The articles on this page mostly started out as blog posts, but outgrew their medium. Their common subject is The Future! — what’s coming and what we might want to do about it.
Formerly, this page also contained some articles about science which were not future-oriented. As this part of my site has expanded, those articles have now been relocated to a new page: Paul Tries to Understand Science. Topics relocated there include cosmic inflation, the rarity of intelligent life in the universe, and the nature of humor.
For my compendium of articles about modern rockets and commercial spaceflight, go to Commercial Rockets.
The articles are:
Progress — a critique of the common idea that scientific and technical progress is an ever-increasing exponential curve.

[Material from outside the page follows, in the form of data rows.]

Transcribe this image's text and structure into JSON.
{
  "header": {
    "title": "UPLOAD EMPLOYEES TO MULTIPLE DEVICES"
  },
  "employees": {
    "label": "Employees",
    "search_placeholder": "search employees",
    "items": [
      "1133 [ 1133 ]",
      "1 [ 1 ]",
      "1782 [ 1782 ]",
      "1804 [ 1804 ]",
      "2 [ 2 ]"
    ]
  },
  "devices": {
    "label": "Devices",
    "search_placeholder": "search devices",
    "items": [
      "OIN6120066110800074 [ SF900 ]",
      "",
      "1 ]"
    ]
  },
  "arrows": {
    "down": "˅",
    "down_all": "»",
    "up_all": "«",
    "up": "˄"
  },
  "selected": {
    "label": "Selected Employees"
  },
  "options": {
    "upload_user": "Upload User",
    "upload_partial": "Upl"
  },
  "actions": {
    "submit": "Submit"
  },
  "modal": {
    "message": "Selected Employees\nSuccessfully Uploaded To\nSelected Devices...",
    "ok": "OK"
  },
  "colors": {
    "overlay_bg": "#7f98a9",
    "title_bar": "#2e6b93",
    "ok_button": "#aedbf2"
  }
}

Artificial Intelligence — What’s Coming looks at the prospects for machines becoming as smart as people.
Automation Is Going To Take Our Jobs is a sequel to the AI article, about the difficulties we’ll face when our machines become capable enough to render large numbers of human beings unemployable.

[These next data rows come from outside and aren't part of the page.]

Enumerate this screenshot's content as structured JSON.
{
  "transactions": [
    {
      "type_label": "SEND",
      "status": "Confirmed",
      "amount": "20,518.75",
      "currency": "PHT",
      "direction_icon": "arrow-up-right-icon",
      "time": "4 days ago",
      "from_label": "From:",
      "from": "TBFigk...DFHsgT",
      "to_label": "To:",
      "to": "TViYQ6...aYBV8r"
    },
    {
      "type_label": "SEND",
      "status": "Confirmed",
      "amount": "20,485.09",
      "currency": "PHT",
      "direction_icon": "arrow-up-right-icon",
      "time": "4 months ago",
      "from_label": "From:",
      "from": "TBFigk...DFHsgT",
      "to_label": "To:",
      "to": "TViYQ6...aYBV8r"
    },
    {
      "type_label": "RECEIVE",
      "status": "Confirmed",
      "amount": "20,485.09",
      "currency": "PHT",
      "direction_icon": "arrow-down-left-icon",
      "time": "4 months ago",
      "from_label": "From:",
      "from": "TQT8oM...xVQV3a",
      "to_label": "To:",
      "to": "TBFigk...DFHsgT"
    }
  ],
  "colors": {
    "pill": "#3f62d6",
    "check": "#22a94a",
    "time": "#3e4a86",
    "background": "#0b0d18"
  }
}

The Obsolescence of Labor is the conclusion to the AI trilogy, in which we ask: what does artificial intelligence have to do with the election of the worst possible president?

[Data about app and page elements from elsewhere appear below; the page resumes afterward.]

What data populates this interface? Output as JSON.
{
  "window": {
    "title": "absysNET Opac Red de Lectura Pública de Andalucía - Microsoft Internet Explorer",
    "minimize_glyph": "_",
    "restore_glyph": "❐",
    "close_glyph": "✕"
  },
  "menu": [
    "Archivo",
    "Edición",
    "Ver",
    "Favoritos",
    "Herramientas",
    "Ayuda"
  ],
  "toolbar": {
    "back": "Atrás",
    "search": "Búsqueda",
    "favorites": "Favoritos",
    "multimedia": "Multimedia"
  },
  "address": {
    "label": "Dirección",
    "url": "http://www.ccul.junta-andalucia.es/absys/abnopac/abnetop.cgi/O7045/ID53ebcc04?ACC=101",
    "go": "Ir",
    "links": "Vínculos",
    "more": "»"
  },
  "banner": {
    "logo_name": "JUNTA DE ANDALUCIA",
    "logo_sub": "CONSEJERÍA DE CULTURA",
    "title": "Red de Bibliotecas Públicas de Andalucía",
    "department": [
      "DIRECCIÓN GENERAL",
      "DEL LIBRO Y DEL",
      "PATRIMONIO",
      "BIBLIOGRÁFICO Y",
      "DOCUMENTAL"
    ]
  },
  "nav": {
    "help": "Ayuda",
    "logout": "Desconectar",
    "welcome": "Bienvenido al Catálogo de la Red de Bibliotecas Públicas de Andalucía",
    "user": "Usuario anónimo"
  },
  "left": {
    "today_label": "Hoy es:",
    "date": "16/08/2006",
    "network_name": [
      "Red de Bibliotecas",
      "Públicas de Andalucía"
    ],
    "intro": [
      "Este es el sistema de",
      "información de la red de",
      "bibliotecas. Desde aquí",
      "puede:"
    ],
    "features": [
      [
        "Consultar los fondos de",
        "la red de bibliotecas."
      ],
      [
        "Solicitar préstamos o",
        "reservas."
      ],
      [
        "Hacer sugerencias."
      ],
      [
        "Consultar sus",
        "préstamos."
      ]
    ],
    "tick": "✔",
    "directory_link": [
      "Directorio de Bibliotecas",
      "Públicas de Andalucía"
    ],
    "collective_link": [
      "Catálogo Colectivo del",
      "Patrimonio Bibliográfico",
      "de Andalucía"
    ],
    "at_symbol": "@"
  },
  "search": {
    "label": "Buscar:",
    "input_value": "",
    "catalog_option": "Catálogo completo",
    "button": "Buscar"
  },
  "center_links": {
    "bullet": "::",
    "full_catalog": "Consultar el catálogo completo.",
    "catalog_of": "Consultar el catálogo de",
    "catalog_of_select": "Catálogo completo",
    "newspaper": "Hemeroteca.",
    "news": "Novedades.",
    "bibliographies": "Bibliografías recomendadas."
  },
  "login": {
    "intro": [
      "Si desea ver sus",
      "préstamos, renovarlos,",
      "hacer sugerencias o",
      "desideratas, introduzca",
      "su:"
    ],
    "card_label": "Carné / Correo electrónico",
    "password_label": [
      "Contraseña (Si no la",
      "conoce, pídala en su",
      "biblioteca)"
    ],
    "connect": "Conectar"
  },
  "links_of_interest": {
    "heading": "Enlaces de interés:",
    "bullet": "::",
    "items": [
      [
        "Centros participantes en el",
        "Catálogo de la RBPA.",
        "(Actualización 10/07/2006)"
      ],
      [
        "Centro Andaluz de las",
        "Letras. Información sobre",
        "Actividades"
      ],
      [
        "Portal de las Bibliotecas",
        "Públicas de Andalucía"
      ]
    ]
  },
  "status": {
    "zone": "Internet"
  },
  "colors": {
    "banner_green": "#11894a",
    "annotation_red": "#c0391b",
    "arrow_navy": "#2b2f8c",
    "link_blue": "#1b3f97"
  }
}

Organics Meet Robotics looks at a more positive side of automation: how it could make pesticides obsolete and improve the quality of our food.
Genetic Engineering: Why I Marched Against Monstanto. Speaking of pesticides, what sort of risks do we face from the commercial use of genetically modified organisms?
Global Warming — What Do We Do? If we’re going to have all this future to worry about, we’d better not ruin the one planet we’ve got. Here are some possible paths to minimizing the damage.
Will There Ever Be a Material to Replace Steel? We’d like to imagine that the future will be full of super materials that go way beyond the capabilities of steel, but that may not be the case.
Reactionless Drive is a subject that’s perhaps getting taken a bit more seriously lately than it should be. Is it possible for advanced science to violate conservation of momentum and produce a space vessel that moves itself forward without rocket exhaust?